Sunday, October 6, 2002
relaxed start. Jennifer makes breakfast for us on the boat. Egg on
I purge the kitchen. It is pristine once I have finished. I relax for
the rest of the day.
That's the good thing about having a large group of capable people. Everybody
does their share - and then can be completely idle / relaxed / drunk for the
rest of the time.
water is muddy, dark and cold, but there's no apparent pollution; no
litter. The only oil slick we see on the water is after I clean the frying
is to leave today - he is bound for Athens. Jack has school tomorrow so
Jenny takes the opportunity for them to leave with Andy. They can travel
back to Cambridge all together.
The party of 10 has become 7.
play a game of "trust" with Jack before he leaves.

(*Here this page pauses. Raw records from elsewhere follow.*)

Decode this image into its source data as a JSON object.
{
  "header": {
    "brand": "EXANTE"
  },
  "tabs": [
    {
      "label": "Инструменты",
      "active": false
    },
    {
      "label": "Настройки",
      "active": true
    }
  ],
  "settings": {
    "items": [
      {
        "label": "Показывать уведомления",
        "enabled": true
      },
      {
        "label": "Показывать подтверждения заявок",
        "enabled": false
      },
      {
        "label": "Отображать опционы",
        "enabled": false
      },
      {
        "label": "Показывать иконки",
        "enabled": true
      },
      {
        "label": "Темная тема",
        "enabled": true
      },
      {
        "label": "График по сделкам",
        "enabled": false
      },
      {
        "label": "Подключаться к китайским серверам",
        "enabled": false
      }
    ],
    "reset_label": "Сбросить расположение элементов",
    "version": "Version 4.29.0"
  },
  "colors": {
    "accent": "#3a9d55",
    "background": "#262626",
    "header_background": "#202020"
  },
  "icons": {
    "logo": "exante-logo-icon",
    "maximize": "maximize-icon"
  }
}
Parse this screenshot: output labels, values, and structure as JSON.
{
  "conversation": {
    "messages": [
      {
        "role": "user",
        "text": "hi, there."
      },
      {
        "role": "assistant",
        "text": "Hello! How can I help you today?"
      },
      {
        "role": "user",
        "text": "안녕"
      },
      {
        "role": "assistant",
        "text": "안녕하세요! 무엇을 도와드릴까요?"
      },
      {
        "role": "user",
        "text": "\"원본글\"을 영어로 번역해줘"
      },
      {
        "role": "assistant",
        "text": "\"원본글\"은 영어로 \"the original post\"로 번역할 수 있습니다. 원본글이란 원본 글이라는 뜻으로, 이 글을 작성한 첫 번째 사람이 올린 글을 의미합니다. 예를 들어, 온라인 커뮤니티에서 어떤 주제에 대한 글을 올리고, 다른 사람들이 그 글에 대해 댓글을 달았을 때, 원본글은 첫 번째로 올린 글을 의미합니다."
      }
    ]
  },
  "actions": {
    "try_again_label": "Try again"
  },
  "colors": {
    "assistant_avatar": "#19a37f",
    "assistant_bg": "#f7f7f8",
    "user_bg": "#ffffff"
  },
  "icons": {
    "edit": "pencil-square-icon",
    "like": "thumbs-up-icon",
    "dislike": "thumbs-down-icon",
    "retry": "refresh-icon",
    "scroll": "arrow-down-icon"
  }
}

This games
involves balancing him over the quayside.
other powered craft on the water pose little problem. We don't "burn up" too
many boats. We're good at keeping to the speed limit of 4 MPH.
Craft with sails are difficult to overtake when you are following them
and they are tacking. The rules say that power boats give way to sail,
whatever's going on. If both craft are under sail, and the other boat is on a starboard tack,
you give way.
and Rick work together on steering and navigating. The rest of us just
relax and watch the world go by. (Mainly reed beds.)
St Benet's Abbey
moor and explore this isolated old ruin.
We meander to the Kings Arms at
Ludham. We enjoy Sunday Dinner. It's gone 14:00 but they're happy to serve us -
if we can order quickly.
The Abbot ale and food is good.
We find another JPM
"Who wants to be a Millionaire" machine to thrash.
enjoy the late afternoon sun. It's cold on top without a coat.
Inside the boat is
warm - especially if the heating is turned on!
| Most of the Barton Angler Inn is nearly 500 years old. It's
in-between the villages of Neatishead and Irstead, and adjacent to the Barton Broads where, as a boy, Lord Nelson learnt to sail whilst staying at the inn which was then a rectory.
and chips, starry sky, beer. Gavin and Jon are amazed by the number of satellites
we point out.
In the pub is another "Who
wants to be a Millionaire" game. Do these games adjust
their difficulty automatically to the ignorance of the locals? Some of
these machines were a lot easier than others in different pubs.
Tonight's DVD is Dogma.
The whisky bottle is almost empty.
N G Hubbard October 2002